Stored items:
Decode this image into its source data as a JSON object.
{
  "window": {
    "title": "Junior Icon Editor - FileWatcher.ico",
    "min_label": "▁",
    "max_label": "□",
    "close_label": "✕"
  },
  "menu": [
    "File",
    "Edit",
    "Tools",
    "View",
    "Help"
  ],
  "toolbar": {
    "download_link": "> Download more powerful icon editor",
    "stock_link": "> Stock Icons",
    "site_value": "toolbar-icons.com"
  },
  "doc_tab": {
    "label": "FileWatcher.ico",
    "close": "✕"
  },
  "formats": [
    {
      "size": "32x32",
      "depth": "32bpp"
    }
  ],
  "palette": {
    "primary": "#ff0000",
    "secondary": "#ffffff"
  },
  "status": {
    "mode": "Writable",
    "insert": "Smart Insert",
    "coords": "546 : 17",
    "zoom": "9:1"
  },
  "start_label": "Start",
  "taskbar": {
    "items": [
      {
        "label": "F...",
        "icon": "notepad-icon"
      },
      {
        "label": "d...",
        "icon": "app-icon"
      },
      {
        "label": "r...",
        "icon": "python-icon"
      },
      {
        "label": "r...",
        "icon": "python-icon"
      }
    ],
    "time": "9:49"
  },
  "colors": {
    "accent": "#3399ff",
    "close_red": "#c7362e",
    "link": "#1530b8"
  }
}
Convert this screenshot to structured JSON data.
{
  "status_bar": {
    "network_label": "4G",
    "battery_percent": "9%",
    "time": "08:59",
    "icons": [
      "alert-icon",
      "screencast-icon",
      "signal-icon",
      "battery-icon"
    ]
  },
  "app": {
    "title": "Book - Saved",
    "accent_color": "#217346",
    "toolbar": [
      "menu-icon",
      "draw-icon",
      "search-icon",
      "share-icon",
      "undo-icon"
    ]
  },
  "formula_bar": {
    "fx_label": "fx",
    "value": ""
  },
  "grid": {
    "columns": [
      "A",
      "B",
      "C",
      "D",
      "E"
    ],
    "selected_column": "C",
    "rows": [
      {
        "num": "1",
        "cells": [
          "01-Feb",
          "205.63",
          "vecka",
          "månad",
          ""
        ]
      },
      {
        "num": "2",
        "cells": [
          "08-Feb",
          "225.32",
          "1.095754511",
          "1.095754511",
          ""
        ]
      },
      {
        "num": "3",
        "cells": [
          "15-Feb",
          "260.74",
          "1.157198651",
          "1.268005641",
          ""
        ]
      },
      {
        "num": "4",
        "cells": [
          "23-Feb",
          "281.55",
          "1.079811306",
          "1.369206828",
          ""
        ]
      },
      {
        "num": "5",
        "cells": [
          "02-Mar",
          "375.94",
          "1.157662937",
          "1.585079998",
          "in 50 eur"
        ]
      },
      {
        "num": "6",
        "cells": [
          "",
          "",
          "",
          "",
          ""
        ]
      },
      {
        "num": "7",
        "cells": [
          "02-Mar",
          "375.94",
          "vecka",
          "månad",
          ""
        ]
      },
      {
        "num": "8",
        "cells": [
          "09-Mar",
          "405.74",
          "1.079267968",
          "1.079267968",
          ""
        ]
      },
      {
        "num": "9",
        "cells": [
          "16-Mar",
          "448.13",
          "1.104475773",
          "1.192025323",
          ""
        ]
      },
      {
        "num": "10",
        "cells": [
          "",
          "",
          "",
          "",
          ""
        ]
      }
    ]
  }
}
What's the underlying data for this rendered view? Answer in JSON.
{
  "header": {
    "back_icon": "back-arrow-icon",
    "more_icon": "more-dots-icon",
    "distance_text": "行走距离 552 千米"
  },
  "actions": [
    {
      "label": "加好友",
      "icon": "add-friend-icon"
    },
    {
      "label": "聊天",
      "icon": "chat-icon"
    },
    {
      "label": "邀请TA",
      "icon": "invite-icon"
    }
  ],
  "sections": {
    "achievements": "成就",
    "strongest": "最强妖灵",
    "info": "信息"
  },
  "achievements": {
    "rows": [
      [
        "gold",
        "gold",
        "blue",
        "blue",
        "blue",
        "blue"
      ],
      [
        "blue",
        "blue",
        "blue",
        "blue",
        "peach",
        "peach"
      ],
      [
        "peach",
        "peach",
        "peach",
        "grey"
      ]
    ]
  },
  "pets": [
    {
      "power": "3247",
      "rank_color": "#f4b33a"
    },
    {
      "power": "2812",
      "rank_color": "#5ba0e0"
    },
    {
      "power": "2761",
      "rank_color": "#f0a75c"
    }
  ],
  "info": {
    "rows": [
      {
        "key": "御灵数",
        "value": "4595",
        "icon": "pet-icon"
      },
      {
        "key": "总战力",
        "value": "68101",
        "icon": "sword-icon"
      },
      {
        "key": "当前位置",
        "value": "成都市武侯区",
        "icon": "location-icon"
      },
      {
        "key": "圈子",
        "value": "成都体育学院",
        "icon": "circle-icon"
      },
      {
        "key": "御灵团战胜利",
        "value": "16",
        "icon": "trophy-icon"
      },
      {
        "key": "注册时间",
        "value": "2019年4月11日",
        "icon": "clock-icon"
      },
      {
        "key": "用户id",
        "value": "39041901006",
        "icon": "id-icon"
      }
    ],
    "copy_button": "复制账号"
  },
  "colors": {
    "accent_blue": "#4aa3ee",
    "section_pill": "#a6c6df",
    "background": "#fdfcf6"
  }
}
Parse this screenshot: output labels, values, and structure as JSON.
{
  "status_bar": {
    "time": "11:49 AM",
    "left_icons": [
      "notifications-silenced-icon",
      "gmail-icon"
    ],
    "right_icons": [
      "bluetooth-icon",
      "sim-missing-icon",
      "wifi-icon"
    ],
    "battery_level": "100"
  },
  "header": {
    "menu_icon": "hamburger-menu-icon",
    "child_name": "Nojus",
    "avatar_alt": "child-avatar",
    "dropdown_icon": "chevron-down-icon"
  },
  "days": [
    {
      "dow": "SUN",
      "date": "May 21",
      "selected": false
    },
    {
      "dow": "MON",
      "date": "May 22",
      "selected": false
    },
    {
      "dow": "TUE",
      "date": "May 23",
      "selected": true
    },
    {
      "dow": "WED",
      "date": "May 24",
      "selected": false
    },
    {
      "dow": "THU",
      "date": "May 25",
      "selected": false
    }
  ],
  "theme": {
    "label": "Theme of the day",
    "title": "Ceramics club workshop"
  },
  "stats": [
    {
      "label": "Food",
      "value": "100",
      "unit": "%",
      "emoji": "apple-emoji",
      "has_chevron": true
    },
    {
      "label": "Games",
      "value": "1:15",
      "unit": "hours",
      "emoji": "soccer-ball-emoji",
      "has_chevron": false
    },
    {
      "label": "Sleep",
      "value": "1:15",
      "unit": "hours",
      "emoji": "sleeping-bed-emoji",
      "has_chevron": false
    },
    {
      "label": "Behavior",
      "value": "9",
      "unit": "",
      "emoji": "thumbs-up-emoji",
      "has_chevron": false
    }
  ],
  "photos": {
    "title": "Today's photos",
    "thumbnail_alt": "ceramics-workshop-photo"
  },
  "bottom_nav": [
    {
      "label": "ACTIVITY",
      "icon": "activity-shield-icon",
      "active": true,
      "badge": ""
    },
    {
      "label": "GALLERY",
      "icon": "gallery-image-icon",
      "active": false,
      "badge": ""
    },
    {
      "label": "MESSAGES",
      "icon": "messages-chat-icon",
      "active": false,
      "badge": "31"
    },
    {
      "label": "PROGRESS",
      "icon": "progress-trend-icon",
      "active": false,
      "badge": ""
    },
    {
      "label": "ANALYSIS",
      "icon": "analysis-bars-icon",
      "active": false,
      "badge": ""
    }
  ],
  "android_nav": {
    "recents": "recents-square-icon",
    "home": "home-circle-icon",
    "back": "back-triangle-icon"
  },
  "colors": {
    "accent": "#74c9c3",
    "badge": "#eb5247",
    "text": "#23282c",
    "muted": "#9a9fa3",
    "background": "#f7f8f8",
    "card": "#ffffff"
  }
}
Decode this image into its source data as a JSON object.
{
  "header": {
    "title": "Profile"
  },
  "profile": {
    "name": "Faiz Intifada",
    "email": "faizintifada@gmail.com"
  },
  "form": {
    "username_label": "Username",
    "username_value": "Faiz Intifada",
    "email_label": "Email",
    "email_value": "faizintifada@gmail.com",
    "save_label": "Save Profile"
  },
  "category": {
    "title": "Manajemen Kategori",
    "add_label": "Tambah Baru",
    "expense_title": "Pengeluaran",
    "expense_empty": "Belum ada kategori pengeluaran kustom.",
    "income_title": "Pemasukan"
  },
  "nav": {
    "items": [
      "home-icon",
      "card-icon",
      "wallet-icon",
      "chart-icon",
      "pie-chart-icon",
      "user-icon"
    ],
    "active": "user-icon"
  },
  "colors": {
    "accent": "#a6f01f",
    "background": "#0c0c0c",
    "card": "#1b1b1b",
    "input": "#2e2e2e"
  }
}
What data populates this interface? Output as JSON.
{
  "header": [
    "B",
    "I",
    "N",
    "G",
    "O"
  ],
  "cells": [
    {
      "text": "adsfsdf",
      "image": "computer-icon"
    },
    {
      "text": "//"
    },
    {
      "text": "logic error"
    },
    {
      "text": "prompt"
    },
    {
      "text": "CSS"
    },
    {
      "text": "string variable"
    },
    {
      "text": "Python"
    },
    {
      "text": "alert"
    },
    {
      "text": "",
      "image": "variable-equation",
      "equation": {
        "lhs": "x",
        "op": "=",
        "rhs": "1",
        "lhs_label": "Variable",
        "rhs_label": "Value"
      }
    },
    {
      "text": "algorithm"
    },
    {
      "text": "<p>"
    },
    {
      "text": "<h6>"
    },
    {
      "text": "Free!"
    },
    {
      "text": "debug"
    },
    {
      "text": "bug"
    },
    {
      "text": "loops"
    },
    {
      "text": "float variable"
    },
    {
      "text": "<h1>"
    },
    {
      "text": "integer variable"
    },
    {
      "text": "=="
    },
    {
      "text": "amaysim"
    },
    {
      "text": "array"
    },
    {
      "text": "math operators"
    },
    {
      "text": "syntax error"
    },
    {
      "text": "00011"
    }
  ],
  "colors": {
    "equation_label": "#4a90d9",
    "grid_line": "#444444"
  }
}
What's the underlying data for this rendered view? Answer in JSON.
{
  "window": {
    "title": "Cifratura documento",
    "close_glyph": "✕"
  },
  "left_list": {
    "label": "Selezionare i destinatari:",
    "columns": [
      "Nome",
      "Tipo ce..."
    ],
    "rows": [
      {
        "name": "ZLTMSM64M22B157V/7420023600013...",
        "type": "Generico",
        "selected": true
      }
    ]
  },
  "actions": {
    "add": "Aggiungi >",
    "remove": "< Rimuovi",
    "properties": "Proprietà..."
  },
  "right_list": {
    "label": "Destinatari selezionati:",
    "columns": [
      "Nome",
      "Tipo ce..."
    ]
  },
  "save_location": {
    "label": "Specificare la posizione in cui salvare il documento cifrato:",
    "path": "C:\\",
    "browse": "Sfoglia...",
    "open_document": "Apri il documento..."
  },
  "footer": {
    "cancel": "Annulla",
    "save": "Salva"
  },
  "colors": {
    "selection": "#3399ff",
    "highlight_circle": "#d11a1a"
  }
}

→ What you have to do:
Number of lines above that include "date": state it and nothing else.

→ Task output:
5